Superior Construction is expected to start work next year on a pedestrian swing bridge over the Ashley River in Charleston, S.C. If completed as planned in 2027, the 4,100-ft-long bridge—with a 225-ft-long cable-stayed center swing span for the passage of marine traffic—would rank as the first of its type in the U.S., according to Superior, the design-builder. 

Working with design partner Johnson, Mirmiran & Thompson, Superior expects to kick off design for the $72.6-million project in November. The anticipated groundbreaking, with at-grade tie-ins to existing infrastructure on each end of the project, is the second quarter of next year, says Richard Kirkman, Carolinas' division manager at Superior. Work on the bridge itself would start later next year.

The bridge would connect downtown Charleston to the city's West Ashley area. The plan is to build the movable span in the open position to minimize impacts to marine traffic. 

“We were challenged by the city to come up with a unique design,” says Kirkman, that included the horizontal cable-stayed movable span. “When you approach a design-build project, you try to approach it with an open mind, and think outside the box.”

The design was developed with engineer TranSystems, and its subcontractor COWI, he adds. That helped the team secure the contract from the city. 

According to a city website, the idea for the pedestrian bridge dates to an $18.1-million BUILD grant Charleston received in 2019. The city, county and the Medical University of South Carolina matched the grant to the tune of $4.6 million, for a total $22.7 million. 

The city’s initial cost projections of about $42 million were found to be insufficient as firms began to submit proposals, local media reported in September. City officials cited inflation and construction costs for the increase.

The design-build project will be funded by Charleston, Charleston County, the South Carolina Dept. of Transportation and the Federal Highway Administration. The bridge will be constructed with large-diameter drilled shaft foundations of 8 ft to 9 ft. 

Five connected longitudinal spans will traverse the river itself. This includes the cable-stayed center span, with its hydraulics for swinging, and four others constructed of traditional girders with cast deck spans. On other parts of the bridge, 34-ft-long spans will cross the marshy areas with a precast prestressed concrete box-slab design stacked transversely to create the riding and walking surface, Kirkman says—an approach that’s expected to speed design, fabrication and construction. 

The impetus for the bridge is safety.

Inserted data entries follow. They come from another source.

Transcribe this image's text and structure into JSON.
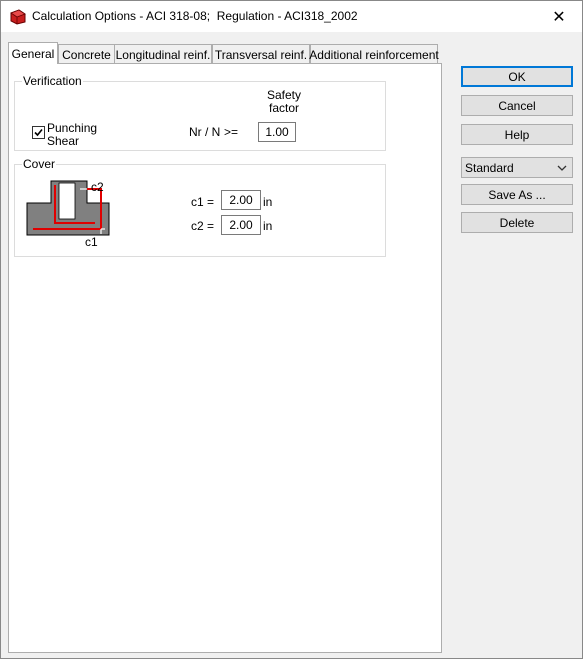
{
  "window": {
    "title": "Calculation Options - ACI 318-08;  Regulation - ACI318_2002",
    "close_glyph": "✕"
  },
  "tabs": [
    {
      "label": "General",
      "active": true
    },
    {
      "label": "Concrete",
      "active": false
    },
    {
      "label": "Longitudinal reinf.",
      "active": false
    },
    {
      "label": "Transversal reinf.",
      "active": false
    },
    {
      "label": "Additional reinforcement",
      "active": false
    }
  ],
  "verification": {
    "title": "Verification",
    "safety_header_line1": "Safety",
    "safety_header_line2": "factor",
    "punching_checked": true,
    "punching_label_line1": "Punching",
    "punching_label_line2": "Shear",
    "ratio_label": "Nr / N",
    "operator": ">=",
    "safety_value": "1.00"
  },
  "cover": {
    "title": "Cover",
    "diagram_c2": "c2",
    "diagram_c1": "c1",
    "c1_label": "c1 =",
    "c1_value": "2.00",
    "c1_unit": "in",
    "c2_label": "c2 =",
    "c2_value": "2.00",
    "c2_unit": "in"
  },
  "buttons": {
    "ok": "OK",
    "cancel": "Cancel",
    "help": "Help",
    "save_as": "Save As ...",
    "delete": "Delete"
  },
  "preset": {
    "selected": "Standard"
  },
  "colors": {
    "accent_border": "#0078d7",
    "diagram_fill": "#808080",
    "rebar": "#e00000"
  }
}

More than 63,000 cars cross the Ashley River every day on two parallel bridges with narrow sidewalks, which resulted in more than 100 pedestrian-related crashes from 2014-19, according to a release from Superior. A key feature of the bridge will be a V-shaped pylon, while the bridge’s outward-leaning stay cable plane will reduce risk of ice on cables falling onto the pedestrian path.

Most of the bridge will be 15 ft wide, with tapering portions to expand to 24 ft for the five spans crossing the river. The scope of work also includes new movable bridge operations with CCTV monitors, a touchscreen display and discrete pushbuttons for the gates, as well as s trailhead with benches, water stations and bike repair stations.